◆ YOUR TASK ◆
Gather all lines with "VOICE" from the records.

◆ RECORD EXTRACTS ◆
+---+

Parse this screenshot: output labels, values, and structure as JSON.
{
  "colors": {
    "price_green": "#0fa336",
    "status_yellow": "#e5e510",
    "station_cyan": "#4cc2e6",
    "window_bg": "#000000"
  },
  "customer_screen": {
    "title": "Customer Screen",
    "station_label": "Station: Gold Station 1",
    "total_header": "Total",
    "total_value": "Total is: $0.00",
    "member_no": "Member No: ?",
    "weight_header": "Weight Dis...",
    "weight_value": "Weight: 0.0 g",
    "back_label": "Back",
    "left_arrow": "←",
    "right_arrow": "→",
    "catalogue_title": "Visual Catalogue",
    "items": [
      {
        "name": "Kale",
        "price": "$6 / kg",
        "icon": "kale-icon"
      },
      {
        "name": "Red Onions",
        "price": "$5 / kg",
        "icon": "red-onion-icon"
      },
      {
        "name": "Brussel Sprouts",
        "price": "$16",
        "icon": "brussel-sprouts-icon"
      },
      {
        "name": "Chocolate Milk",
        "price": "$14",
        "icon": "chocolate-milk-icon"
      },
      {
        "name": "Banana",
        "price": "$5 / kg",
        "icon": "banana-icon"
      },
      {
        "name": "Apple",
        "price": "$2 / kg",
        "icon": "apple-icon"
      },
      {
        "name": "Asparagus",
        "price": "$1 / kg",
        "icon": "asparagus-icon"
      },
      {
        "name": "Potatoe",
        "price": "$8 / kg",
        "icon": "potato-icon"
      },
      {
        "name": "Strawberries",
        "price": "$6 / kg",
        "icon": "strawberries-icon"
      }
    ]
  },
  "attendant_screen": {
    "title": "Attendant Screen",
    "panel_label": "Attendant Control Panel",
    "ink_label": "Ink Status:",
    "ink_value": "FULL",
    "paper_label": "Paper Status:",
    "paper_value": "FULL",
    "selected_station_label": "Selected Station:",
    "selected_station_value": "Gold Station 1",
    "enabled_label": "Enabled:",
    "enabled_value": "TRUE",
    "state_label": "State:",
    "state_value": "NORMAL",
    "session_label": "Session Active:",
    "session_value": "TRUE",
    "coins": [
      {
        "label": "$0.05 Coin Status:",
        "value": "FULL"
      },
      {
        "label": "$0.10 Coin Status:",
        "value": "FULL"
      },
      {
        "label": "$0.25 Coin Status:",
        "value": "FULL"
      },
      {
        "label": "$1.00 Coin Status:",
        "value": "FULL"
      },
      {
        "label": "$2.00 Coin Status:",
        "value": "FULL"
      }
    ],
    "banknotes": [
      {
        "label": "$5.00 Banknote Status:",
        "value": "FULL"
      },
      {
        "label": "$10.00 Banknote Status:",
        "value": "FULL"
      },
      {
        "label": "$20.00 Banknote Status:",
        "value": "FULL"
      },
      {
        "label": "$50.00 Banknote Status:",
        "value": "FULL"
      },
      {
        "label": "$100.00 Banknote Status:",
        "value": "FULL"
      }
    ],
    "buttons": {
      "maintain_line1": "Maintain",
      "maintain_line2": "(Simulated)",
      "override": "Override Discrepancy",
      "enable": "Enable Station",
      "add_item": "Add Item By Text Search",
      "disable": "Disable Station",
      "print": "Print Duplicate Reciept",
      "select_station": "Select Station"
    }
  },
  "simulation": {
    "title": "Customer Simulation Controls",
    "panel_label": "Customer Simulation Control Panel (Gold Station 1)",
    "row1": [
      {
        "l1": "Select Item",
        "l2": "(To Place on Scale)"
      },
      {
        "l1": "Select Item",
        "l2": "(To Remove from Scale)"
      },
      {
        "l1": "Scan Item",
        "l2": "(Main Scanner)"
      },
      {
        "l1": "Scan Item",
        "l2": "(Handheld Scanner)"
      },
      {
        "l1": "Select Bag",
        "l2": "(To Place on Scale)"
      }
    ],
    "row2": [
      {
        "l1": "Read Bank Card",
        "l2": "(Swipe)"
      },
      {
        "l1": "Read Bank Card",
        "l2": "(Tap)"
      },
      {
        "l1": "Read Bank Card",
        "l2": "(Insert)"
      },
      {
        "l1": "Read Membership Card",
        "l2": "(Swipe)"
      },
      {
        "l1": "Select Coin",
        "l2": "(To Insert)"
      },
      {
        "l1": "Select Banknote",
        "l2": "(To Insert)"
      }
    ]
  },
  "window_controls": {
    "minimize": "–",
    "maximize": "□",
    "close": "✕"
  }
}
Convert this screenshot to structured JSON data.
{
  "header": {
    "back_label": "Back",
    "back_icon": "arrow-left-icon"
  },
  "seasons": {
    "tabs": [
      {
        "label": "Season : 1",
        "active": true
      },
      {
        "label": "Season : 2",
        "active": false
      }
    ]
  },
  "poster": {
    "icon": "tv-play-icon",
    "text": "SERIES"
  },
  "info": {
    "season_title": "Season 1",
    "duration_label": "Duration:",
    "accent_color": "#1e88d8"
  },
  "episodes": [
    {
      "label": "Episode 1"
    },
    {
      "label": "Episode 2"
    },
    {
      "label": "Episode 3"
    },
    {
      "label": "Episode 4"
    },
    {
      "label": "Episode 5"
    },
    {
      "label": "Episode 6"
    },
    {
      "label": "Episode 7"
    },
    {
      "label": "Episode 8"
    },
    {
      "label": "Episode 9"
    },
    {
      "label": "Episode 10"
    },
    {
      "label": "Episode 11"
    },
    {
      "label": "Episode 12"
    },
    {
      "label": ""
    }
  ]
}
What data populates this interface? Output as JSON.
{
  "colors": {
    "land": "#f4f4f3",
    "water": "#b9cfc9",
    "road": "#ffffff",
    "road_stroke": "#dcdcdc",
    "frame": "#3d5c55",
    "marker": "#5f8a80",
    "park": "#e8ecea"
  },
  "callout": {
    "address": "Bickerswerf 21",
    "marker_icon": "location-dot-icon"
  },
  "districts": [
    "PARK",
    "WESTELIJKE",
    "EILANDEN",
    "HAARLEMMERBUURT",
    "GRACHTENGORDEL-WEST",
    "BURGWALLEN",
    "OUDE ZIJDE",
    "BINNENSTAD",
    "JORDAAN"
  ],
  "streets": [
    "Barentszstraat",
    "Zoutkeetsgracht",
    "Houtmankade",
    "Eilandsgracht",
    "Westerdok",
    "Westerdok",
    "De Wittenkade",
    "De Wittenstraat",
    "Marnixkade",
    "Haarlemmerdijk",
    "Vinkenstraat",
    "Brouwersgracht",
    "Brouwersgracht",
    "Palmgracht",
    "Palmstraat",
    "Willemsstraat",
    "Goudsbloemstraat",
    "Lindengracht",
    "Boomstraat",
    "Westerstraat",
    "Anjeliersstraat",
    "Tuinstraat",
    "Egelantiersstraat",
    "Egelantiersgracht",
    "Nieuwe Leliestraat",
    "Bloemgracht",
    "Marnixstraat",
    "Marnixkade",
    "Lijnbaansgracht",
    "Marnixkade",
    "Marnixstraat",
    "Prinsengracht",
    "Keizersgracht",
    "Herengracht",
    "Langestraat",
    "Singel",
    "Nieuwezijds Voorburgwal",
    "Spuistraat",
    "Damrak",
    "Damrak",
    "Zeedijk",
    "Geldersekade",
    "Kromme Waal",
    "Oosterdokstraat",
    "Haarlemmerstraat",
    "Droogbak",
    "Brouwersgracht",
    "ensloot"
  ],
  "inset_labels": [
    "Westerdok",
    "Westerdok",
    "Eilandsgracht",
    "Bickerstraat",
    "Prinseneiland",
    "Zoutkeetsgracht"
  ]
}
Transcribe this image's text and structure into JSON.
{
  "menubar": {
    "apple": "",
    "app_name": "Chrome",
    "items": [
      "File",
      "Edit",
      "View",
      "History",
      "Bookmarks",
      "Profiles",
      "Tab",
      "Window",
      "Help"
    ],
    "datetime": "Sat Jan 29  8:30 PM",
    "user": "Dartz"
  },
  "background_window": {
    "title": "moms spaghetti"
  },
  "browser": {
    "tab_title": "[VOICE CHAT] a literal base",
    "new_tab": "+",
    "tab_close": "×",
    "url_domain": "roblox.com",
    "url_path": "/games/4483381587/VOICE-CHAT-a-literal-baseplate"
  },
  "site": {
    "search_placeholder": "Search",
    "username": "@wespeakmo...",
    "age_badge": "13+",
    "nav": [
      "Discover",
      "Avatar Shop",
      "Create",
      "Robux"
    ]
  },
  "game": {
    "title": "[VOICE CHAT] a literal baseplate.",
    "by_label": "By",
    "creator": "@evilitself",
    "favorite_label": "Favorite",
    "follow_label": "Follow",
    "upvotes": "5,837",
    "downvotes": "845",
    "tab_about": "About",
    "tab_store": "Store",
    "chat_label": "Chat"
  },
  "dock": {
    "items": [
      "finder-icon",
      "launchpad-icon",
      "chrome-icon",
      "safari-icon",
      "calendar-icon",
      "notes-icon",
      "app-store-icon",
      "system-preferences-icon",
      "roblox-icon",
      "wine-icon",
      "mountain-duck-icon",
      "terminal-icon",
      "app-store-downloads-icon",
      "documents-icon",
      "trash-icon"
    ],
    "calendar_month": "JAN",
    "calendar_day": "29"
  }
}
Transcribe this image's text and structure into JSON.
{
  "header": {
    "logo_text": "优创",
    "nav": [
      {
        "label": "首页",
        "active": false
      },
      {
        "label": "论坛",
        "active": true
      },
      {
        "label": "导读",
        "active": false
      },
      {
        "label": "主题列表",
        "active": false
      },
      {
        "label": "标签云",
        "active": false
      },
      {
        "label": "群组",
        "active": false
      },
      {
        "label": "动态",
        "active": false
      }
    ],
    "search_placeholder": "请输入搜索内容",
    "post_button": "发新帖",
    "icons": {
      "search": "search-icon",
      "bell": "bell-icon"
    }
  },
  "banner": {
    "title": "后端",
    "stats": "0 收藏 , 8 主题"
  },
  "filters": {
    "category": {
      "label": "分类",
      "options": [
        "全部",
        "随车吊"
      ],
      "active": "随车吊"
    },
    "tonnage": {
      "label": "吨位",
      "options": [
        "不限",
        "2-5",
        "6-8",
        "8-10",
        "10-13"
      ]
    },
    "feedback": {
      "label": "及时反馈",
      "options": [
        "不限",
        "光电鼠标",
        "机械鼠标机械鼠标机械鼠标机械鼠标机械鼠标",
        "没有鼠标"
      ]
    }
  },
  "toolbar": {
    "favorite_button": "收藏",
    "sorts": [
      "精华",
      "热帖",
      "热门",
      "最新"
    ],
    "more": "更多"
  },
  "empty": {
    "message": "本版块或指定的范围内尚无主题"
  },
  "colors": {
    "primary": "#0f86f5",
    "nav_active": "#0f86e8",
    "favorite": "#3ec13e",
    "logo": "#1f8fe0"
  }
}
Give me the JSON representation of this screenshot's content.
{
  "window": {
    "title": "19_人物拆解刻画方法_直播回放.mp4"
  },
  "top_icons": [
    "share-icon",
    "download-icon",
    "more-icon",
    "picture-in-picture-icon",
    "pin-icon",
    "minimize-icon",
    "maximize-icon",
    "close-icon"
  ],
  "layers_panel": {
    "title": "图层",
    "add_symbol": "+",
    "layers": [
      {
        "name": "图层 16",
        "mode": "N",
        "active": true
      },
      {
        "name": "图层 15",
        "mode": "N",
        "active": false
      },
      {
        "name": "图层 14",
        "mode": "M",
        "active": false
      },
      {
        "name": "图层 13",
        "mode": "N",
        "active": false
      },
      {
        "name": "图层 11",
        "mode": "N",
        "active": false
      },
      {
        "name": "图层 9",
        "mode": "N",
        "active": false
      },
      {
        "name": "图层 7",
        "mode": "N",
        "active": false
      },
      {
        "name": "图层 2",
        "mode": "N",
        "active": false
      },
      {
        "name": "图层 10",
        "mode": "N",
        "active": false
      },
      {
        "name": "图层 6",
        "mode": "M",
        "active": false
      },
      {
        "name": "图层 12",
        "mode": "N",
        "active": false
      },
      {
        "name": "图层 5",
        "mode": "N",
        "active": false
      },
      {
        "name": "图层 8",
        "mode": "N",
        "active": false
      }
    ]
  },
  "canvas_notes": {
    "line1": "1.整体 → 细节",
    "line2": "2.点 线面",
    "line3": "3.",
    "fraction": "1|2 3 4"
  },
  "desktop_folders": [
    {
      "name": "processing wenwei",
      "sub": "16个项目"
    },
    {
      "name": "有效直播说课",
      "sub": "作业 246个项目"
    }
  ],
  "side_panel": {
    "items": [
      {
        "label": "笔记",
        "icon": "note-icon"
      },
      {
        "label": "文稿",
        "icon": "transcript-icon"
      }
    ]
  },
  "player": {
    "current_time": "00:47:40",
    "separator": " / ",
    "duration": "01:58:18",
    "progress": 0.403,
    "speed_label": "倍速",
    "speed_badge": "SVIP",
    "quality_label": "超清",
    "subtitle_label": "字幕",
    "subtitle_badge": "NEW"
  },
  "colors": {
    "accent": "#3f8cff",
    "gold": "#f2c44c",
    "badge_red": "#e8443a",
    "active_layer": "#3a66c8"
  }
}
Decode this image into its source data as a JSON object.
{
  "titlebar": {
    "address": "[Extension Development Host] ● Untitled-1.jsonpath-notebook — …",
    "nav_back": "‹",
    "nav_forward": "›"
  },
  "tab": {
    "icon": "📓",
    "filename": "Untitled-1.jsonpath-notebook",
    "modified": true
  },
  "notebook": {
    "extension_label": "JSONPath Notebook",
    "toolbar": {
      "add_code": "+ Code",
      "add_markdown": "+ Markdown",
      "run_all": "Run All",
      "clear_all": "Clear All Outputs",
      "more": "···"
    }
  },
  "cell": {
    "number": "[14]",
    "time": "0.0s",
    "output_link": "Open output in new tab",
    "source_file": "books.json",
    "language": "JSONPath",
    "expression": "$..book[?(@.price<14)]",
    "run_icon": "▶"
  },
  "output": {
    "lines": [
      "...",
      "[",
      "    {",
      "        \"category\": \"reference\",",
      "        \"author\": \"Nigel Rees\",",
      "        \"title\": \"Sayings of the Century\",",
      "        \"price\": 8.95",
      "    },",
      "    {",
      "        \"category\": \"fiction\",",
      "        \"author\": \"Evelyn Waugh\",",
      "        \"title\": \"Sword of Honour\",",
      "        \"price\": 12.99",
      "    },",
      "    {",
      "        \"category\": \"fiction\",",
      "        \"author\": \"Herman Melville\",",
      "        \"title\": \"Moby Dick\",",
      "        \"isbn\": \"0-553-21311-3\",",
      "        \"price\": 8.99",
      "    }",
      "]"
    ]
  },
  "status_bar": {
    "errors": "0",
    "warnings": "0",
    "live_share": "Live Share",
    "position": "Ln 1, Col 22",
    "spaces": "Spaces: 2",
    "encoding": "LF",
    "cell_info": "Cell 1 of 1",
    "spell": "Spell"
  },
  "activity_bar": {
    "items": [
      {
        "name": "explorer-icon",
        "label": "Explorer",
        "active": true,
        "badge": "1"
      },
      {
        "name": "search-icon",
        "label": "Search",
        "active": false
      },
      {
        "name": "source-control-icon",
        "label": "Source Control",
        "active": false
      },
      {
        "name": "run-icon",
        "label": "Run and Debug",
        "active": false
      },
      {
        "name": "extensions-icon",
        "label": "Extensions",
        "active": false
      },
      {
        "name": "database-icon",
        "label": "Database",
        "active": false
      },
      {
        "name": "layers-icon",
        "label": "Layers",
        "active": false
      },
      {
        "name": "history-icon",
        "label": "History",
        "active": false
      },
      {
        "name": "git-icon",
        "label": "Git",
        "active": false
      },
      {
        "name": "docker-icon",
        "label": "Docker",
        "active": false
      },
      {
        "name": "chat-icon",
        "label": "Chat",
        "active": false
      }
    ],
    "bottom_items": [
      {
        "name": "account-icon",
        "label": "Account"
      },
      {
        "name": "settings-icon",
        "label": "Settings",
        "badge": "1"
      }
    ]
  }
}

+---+

◆ ANSWER TO THIS EXERCISE ◆
    "tab_title": "[VOICE CHAT] a literal base",
    "url_path": "/games/4483381587/VOICE-CHAT-a-literal-baseplate"
    "title": "[VOICE CHAT] a literal baseplate.",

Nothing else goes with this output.